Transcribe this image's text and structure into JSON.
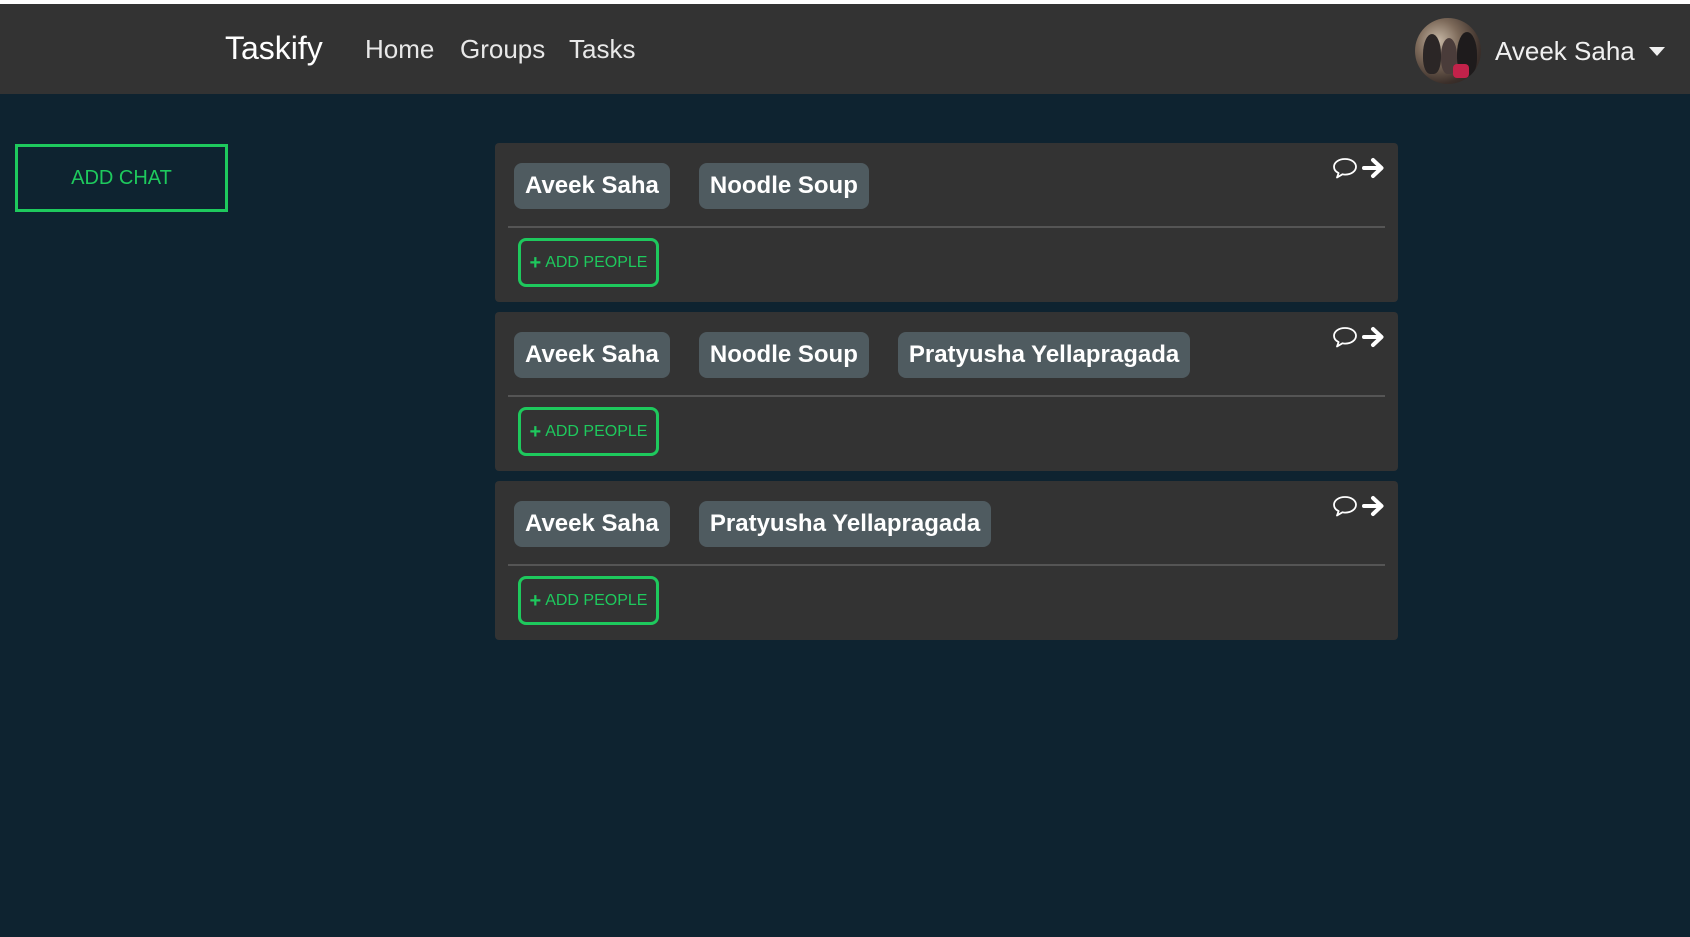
{
  "navbar": {
    "brand": "Taskify",
    "links": [
      "Home",
      "Groups",
      "Tasks"
    ],
    "user_name": "Aveek Saha"
  },
  "sidebar": {
    "add_chat_label": "ADD CHAT"
  },
  "chats": [
    {
      "members": [
        "Aveek Saha",
        "Noodle Soup"
      ],
      "add_people_label": "ADD PEOPLE"
    },
    {
      "members": [
        "Aveek Saha",
        "Noodle Soup",
        "Pratyusha Yellapragada"
      ],
      "add_people_label": "ADD PEOPLE"
    },
    {
      "members": [
        "Aveek Saha",
        "Pratyusha Yellapragada"
      ],
      "add_people_label": "ADD PEOPLE"
    }
  ],
  "icons": {
    "chat": "speech-bubble-icon",
    "open": "arrow-right-icon",
    "add": "plus-icon",
    "menu": "caret-down-icon"
  },
  "colors": {
    "background": "#0e2330",
    "navbar": "#333333",
    "card": "#333333",
    "chip": "#4f5b60",
    "accent": "#1ec95d"
  }
}
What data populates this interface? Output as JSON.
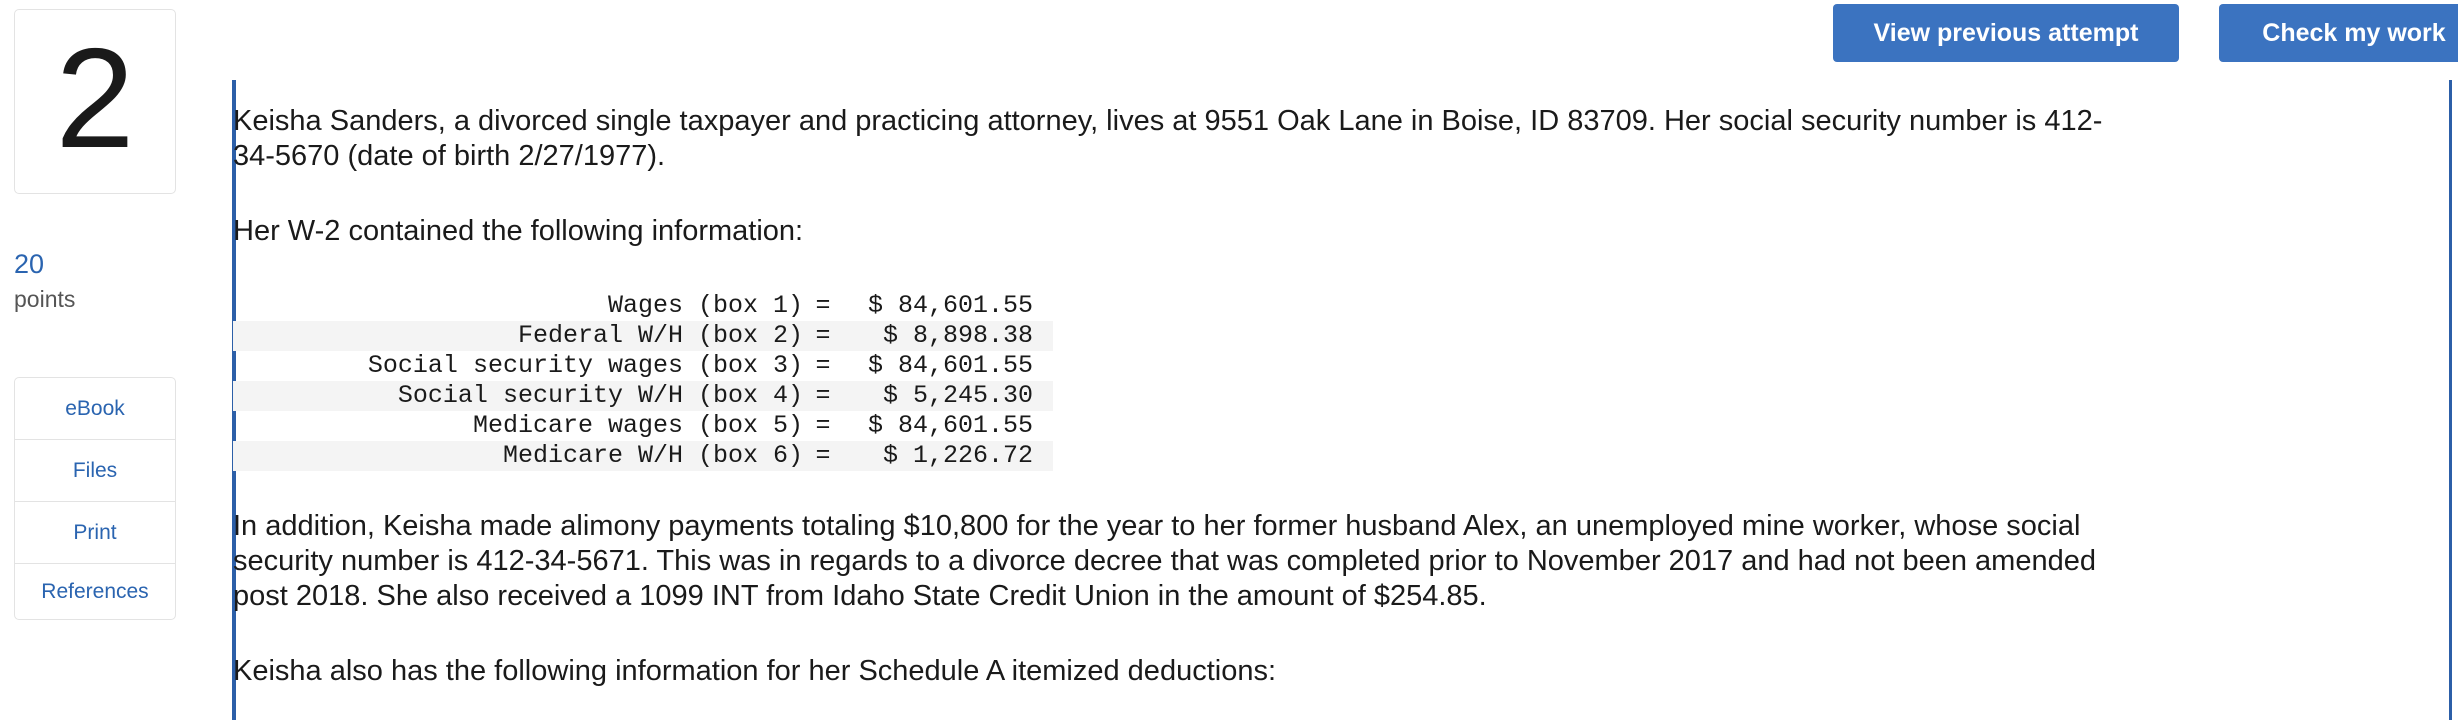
{
  "question": {
    "number": "2",
    "points_value": "20",
    "points_label": "points"
  },
  "tools": [
    {
      "label": "eBook"
    },
    {
      "label": "Files"
    },
    {
      "label": "Print"
    },
    {
      "label": "References"
    }
  ],
  "header": {
    "view_previous_label": "View previous attempt",
    "check_work_label": "Check my work"
  },
  "content": {
    "para1": "Keisha Sanders, a divorced single taxpayer and practicing attorney, lives at 9551 Oak Lane in Boise, ID 83709. Her social security number is 412-34-5670 (date of birth 2/27/1977).",
    "para2": "Her W-2 contained the following information:",
    "w2_rows": [
      {
        "label": "Wages (box 1)",
        "eq": "=",
        "value": "$ 84,601.55"
      },
      {
        "label": "Federal W/H (box 2)",
        "eq": "=",
        "value": "$ 8,898.38"
      },
      {
        "label": "Social security wages (box 3)",
        "eq": "=",
        "value": "$ 84,601.55"
      },
      {
        "label": "Social security W/H (box 4)",
        "eq": "=",
        "value": "$ 5,245.30"
      },
      {
        "label": "Medicare wages (box 5)",
        "eq": "=",
        "value": "$ 84,601.55"
      },
      {
        "label": "Medicare W/H (box 6)",
        "eq": "=",
        "value": "$ 1,226.72"
      }
    ],
    "para3": "In addition, Keisha made alimony payments totaling $10,800 for the year to her former husband Alex, an unemployed mine worker, whose social security number is 412-34-5671. This was in regards to a divorce decree that was completed prior to November 2017 and had not been amended post 2018. She also received a 1099 INT from Idaho State Credit Union in the amount of $254.85.",
    "para4": "Keisha also has the following information for her Schedule A itemized deductions:"
  },
  "colors": {
    "accent": "#3b73c0",
    "link": "#2a64b0",
    "border_bar": "#2c5fa8"
  }
}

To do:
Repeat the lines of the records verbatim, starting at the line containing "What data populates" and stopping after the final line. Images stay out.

Solution for this task:
What data populates this interface? Output as JSON.
{
  "question": {
    "number": "2",
    "points_value": "20",
    "points_label": "points"
  },
  "tools": [
    {
      "label": "eBook"
    },
    {
      "label": "Files"
    },
    {
      "label": "Print"
    },
    {
      "label": "References"
    }
  ],
  "header": {
    "view_previous_label": "View previous attempt",
    "check_work_label": "Check my work"
  },
  "content": {
    "para1": "Keisha Sanders, a divorced single taxpayer and practicing attorney, lives at 9551 Oak Lane in Boise, ID 83709. Her social security number is 412-34-5670 (date of birth 2/27/1977).",
    "para2": "Her W-2 contained the following information:",
    "w2_rows": [
      {
        "label": "Wages (box 1)",
        "eq": "=",
        "value": "$ 84,601.55"
      },
      {
        "label": "Federal W/H (box 2)",
        "eq": "=",
        "value": "$ 8,898.38"
      },
      {
        "label": "Social security wages (box 3)",
        "eq": "=",
        "value": "$ 84,601.55"
      },
      {
        "label": "Social security W/H (box 4)",
        "eq": "=",
        "value": "$ 5,245.30"
      },
      {
        "label": "Medicare wages (box 5)",
        "eq": "=",
        "value": "$ 84,601.55"
      },
      {
        "label": "Medicare W/H (box 6)",
        "eq": "=",
        "value": "$ 1,226.72"
      }
    ],
    "para3": "In addition, Keisha made alimony payments totaling $10,800 for the year to her former husband Alex, an unemployed mine worker, whose social security number is 412-34-5671. This was in regards to a divorce decree that was completed prior to November 2017 and had not been amended post 2018. She also received a 1099 INT from Idaho State Credit Union in the amount of $254.85.",
    "para4": "Keisha also has the following information for her Schedule A itemized deductions:"
  },
  "colors": {
    "accent": "#3b73c0",
    "link": "#2a64b0",
    "border_bar": "#2c5fa8"
  }
}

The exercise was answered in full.